The Reserve Bank of India (RBI) may want at least three top lenders in a consortium to declare a borrower a wilful defaulter before penal measures become applicable and the case is taken up by an appellate authority, banking industry officials say. They believe the regulator might take such a step to prevent banks with a relatively small exposure from classifying any borrower a wilful defaulter as a pressure tactic.
“At present, even if one bank puts the wilful defaulter tag on a borrower, all other banks stop lending to that borrower,” said
CVR Rajendran, chairman and managing director, Andhra Bank.
The chairman of another public sector bank, who did not wish to be named, said some private sector banks with a small exposure had classified borrowers as wilful defaulters, leaving others in the consortium no option but to follow suit.
“It might be better if banks with bigger exposures take a decision on whether the borrower should be classifed a wilful defaulter. They have the wherewithal to probe the case and can take a collective decision,” a senior banker said.
According to an RBI circular on wilful defaults, no additional funds should be granted by any bank once the borrower is listed a wilful defaulter. Also, once a borrower is declared a wilful defaulter, it stretches the recovery process since the borrower gets some time to appeal against the bank’s judgement.
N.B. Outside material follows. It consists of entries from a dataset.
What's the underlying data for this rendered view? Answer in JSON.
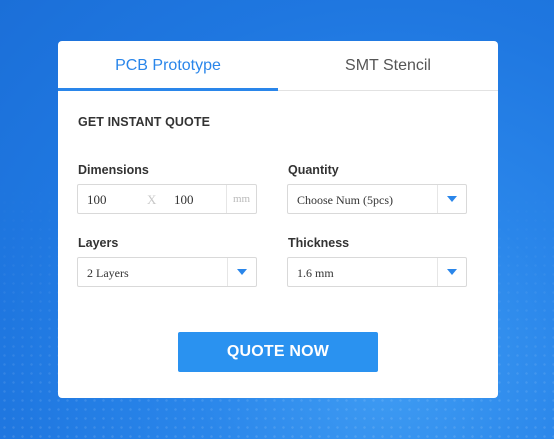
{
  "tabs": [
    {
      "label": "PCB Prototype",
      "active": true
    },
    {
      "label": "SMT Stencil",
      "active": false
    }
  ],
  "heading": "GET INSTANT QUOTE",
  "fields": {
    "dimensions": {
      "label": "Dimensions",
      "width": "100",
      "separator": "X",
      "height": "100",
      "unit": "mm"
    },
    "quantity": {
      "label": "Quantity",
      "value": "Choose Num (5pcs)"
    },
    "layers": {
      "label": "Layers",
      "value": "2 Layers"
    },
    "thickness": {
      "label": "Thickness",
      "value": "1.6 mm"
    }
  },
  "button": {
    "label": "QUOTE NOW"
  },
  "colors": {
    "accent": "#2a86ea",
    "background": "#1f77e0",
    "button": "#2a92f0"
  }
}
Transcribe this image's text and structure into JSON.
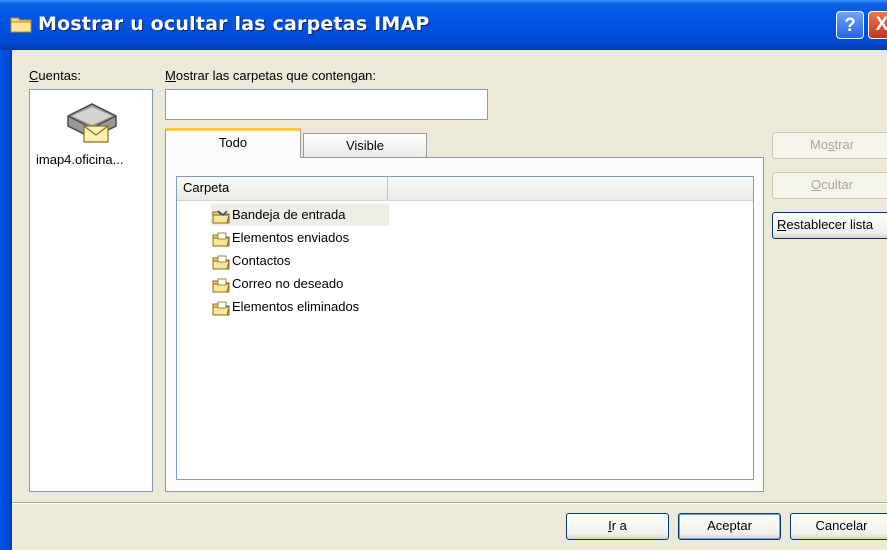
{
  "window": {
    "title": "Mostrar u ocultar las carpetas IMAP",
    "help_glyph": "?",
    "close_glyph": "X"
  },
  "accounts": {
    "label": "Cuentas:",
    "items": [
      {
        "label": "imap4.oficina...",
        "icon": "mail-server-icon"
      }
    ]
  },
  "filter": {
    "label": "Mostrar las carpetas que contengan:",
    "value": "",
    "placeholder": ""
  },
  "tabs": [
    {
      "label": "Todo",
      "active": true
    },
    {
      "label": "Visible",
      "active": false
    }
  ],
  "folder_list": {
    "column_header": "Carpeta",
    "rows": [
      {
        "label": "Bandeja de entrada",
        "selected": true,
        "icon": "inbox-folder-icon"
      },
      {
        "label": "Elementos enviados",
        "selected": false,
        "icon": "folder-icon"
      },
      {
        "label": "Contactos",
        "selected": false,
        "icon": "folder-icon"
      },
      {
        "label": "Correo no deseado",
        "selected": false,
        "icon": "folder-icon"
      },
      {
        "label": "Elementos eliminados",
        "selected": false,
        "icon": "folder-icon"
      }
    ]
  },
  "side_buttons": {
    "show": {
      "label": "Mostrar",
      "enabled": false
    },
    "hide": {
      "label": "Ocultar",
      "enabled": false
    },
    "reset": {
      "label": "Restablecer lista",
      "enabled": true
    }
  },
  "footer_buttons": {
    "goto": "Ir a",
    "accept": "Aceptar",
    "cancel": "Cancelar"
  },
  "colors": {
    "titlebar": "#0055e5",
    "dialog_bg": "#ece9d8",
    "active_tab_accent": "#ffc83c"
  }
}
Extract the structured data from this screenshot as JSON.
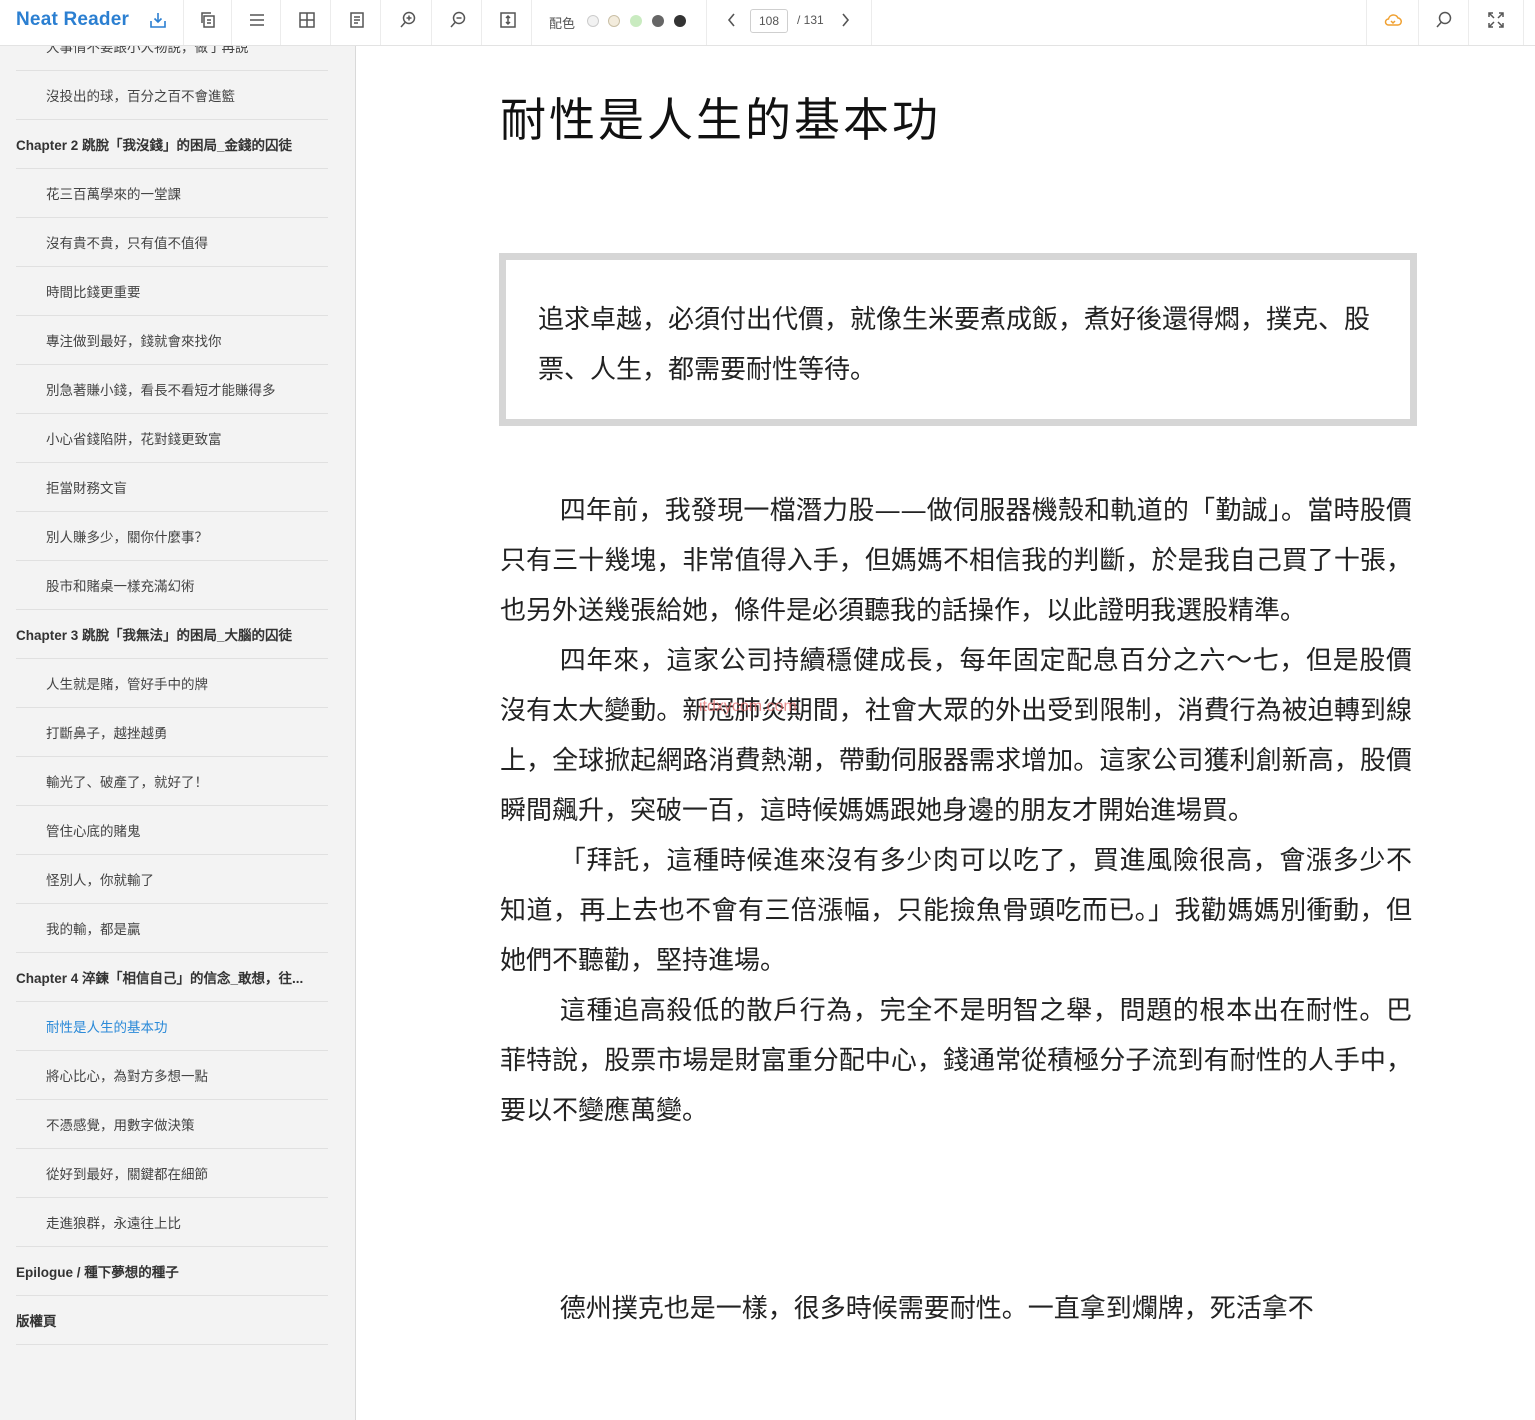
{
  "app": {
    "brand": "Neat Reader"
  },
  "toolbar": {
    "palette_label": "配色",
    "palette_colors": [
      "#f2f2f2",
      "#f3ecdd",
      "#c9ebc0",
      "#666666",
      "#333333"
    ],
    "current_page": "108",
    "total_pages": "/ 131"
  },
  "toc": [
    {
      "label": "大事情不要跟小人物說，做了再說",
      "level": 2
    },
    {
      "label": "沒投出的球，百分之百不會進籃",
      "level": 2
    },
    {
      "label": "Chapter 2 跳脫「我沒錢」的困局_金錢的囚徒",
      "level": 1
    },
    {
      "label": "花三百萬學來的一堂課",
      "level": 2
    },
    {
      "label": "沒有貴不貴，只有值不值得",
      "level": 2
    },
    {
      "label": "時間比錢更重要",
      "level": 2
    },
    {
      "label": "專注做到最好，錢就會來找你",
      "level": 2
    },
    {
      "label": "別急著賺小錢，看長不看短才能賺得多",
      "level": 2
    },
    {
      "label": "小心省錢陷阱，花對錢更致富",
      "level": 2
    },
    {
      "label": "拒當財務文盲",
      "level": 2
    },
    {
      "label": "別人賺多少，關你什麼事？",
      "level": 2
    },
    {
      "label": "股市和賭桌一樣充滿幻術",
      "level": 2
    },
    {
      "label": "Chapter 3 跳脫「我無法」的困局_大腦的囚徒",
      "level": 1
    },
    {
      "label": "人生就是賭，管好手中的牌",
      "level": 2
    },
    {
      "label": "打斷鼻子，越挫越勇",
      "level": 2
    },
    {
      "label": "輸光了、破產了，就好了！",
      "level": 2
    },
    {
      "label": "管住心底的賭鬼",
      "level": 2
    },
    {
      "label": "怪別人，你就輸了",
      "level": 2
    },
    {
      "label": "我的輸，都是贏",
      "level": 2
    },
    {
      "label": "Chapter 4 淬鍊「相信自己」的信念_敢想，往...",
      "level": 1
    },
    {
      "label": "耐性是人生的基本功",
      "level": 2,
      "active": true
    },
    {
      "label": "將心比心，為對方多想一點",
      "level": 2
    },
    {
      "label": "不憑感覺，用數字做決策",
      "level": 2
    },
    {
      "label": "從好到最好，關鍵都在細節",
      "level": 2
    },
    {
      "label": "走進狼群，永遠往上比",
      "level": 2
    },
    {
      "label": "Epilogue / 種下夢想的種子",
      "level": 1
    },
    {
      "label": "版權頁",
      "level": 1
    }
  ],
  "content": {
    "title": "耐性是人生的基本功",
    "quote": "追求卓越，必須付出代價，就像生米要煮成飯，煮好後還得燜，撲克、股票、人生，都需要耐性等待。",
    "paragraphs": [
      "四年前，我發現一檔潛力股——做伺服器機殼和軌道的「勤誠」。當時股價只有三十幾塊，非常值得入手，但媽媽不相信我的判斷，於是我自己買了十張，也另外送幾張給她，條件是必須聽我的話操作，以此證明我選股精準。",
      "四年來，這家公司持續穩健成長，每年固定配息百分之六～七，但是股價沒有太大變動。新冠肺炎期間，社會大眾的外出受到限制，消費行為被迫轉到線上，全球掀起網路消費熱潮，帶動伺服器需求增加。這家公司獲利創新高，股價瞬間飆升，突破一百，這時候媽媽跟她身邊的朋友才開始進場買。",
      "「拜託，這種時候進來沒有多少肉可以吃了，買進風險很高，會漲多少不知道，再上去也不會有三倍漲幅，只能撿魚骨頭吃而已。」我勸媽媽別衝動，但她們不聽勸，堅持進場。",
      "這種追高殺低的散戶行為，完全不是明智之舉，問題的根本出在耐性。巴菲特說，股票市場是財富重分配中心，錢通常從積極分子流到有耐性的人手中，要以不變應萬變。"
    ],
    "last_paragraph": "德州撲克也是一樣，很多時候需要耐性。一直拿到爛牌，死活拿不",
    "watermark": "itdxycom.com"
  }
}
A borrower is termed a wilful defaulter if he has defaulted in meeting the repayment obligations even when he has the capacity to do so, or has not utilised the money for the specific purposes for which finance was availed of, but diverted the funds for other purposes. Banks have to report cases of wilful defaults to the RBI in cases where the outstanding is R25 lakh or more.
According to Credit Information Bureau (CIBIL), as on March 31, 2013, the total outstanding under the wilful defaulter category of R25 lakh and above is of R8,778 crore.
Typically, if a lender feels that a borrower is intentionally delaying repayment, the top team looks into the issue. If the three-member team believes it should declare the borrower a wilful defaulter, it documents its findings with supportive evidence and informs the borrower. The borrower has around 15 days to respond and appeal to the Grievance Redressal Committee, headed by the chairman of the bank.
“The bank sends a notice to the borrower, to which he should